Tysons Corner: The name has nothing to do with Mike Tyson. This is the section of town known for shopping and classic Virginian homes. Tysons Galleria and Tysons Corner Center are the shopping highlights.
Potomac Hills: It's mostly just houses here. However, if you like exploring you're in the right spot; you'll be close to the George Washington Memorial Parkway and Dolley Madison Boulevard.
Chesterbrook: You have Chesterbrook Shopping Center, lots of eateries and bus stops. This is one of the more convenient neighborhoods.
Town Center: Proximity to shops and major roads makes this area very convenient as well. The Langley Shopping Center and Lewinsville Park are two bustling places.

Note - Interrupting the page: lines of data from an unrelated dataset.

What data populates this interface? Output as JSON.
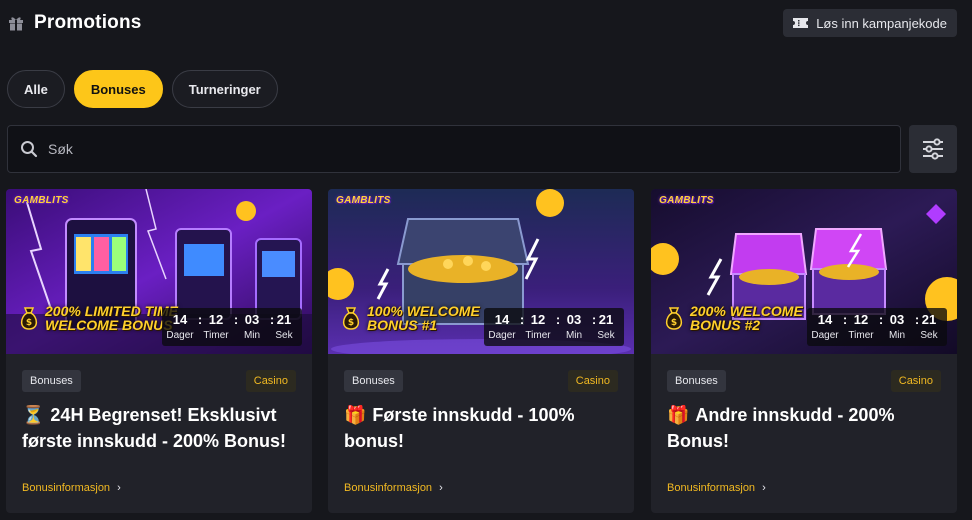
{
  "header": {
    "title": "Promotions",
    "redeem_label": "Løs inn kampanjekode"
  },
  "tabs": [
    {
      "label": "Alle",
      "active": false
    },
    {
      "label": "Bonuses",
      "active": true
    },
    {
      "label": "Turneringer",
      "active": false
    }
  ],
  "search": {
    "placeholder": "Søk"
  },
  "colors": {
    "accent": "#fdc619",
    "background": "#16171c",
    "card": "#212229"
  },
  "cards": [
    {
      "brand": "GAMBLITS",
      "banner_text": "200% LIMITED TIME WELCOME BONUS",
      "countdown": {
        "days": "14",
        "hours": "12",
        "minutes": "03",
        "seconds": "21"
      },
      "countdown_labels": {
        "days": "Dager",
        "hours": "Timer",
        "minutes": "Min",
        "seconds": "Sek"
      },
      "type_tag": "Bonuses",
      "category_tag": "Casino",
      "emoji": "⏳",
      "headline": "24H Begrenset! Eksklusivt første innskudd - 200% Bonus!",
      "link": "Bonusinformasjon"
    },
    {
      "brand": "GAMBLITS",
      "banner_text": "100% WELCOME BONUS #1",
      "countdown": {
        "days": "14",
        "hours": "12",
        "minutes": "03",
        "seconds": "21"
      },
      "countdown_labels": {
        "days": "Dager",
        "hours": "Timer",
        "minutes": "Min",
        "seconds": "Sek"
      },
      "type_tag": "Bonuses",
      "category_tag": "Casino",
      "emoji": "🎁",
      "headline": "Første innskudd - 100% bonus!",
      "link": "Bonusinformasjon"
    },
    {
      "brand": "GAMBLITS",
      "banner_text": "200% WELCOME BONUS #2",
      "countdown": {
        "days": "14",
        "hours": "12",
        "minutes": "03",
        "seconds": "21"
      },
      "countdown_labels": {
        "days": "Dager",
        "hours": "Timer",
        "minutes": "Min",
        "seconds": "Sek"
      },
      "type_tag": "Bonuses",
      "category_tag": "Casino",
      "emoji": "🎁",
      "headline": "Andre innskudd - 200% Bonus!",
      "link": "Bonusinformasjon"
    }
  ]
}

When folks aren't worried about their phones, you'll see that McLean is a very lively place to be. Remember that it was just a joke about the phones. Part of the activeness is due to neighboring D.C.'s influence, but the main reason is that a storied history and a promising tomorrow breathe life into the city. At any moment you'll spot folks waiting for the bus, stopping for a red light at an intersection or biking on the side of the street. People are on the move and it's not because the CIA is chasing them. Yet the town does have a softer side. On any day locals are gathering at the Capital Grille to dine, relaxing at Kent Gardens Park or shopping at Tysons Galleria. What's nice about McLean is its versatility. It can be a big city or a small town depending on how you play it. Retreat to Claude Moore Memorial Farm when you want room to stretch or take on Washington D.C. when you want concrete. McLean is what you want it to be and nobody is stopping you, not even the CIA!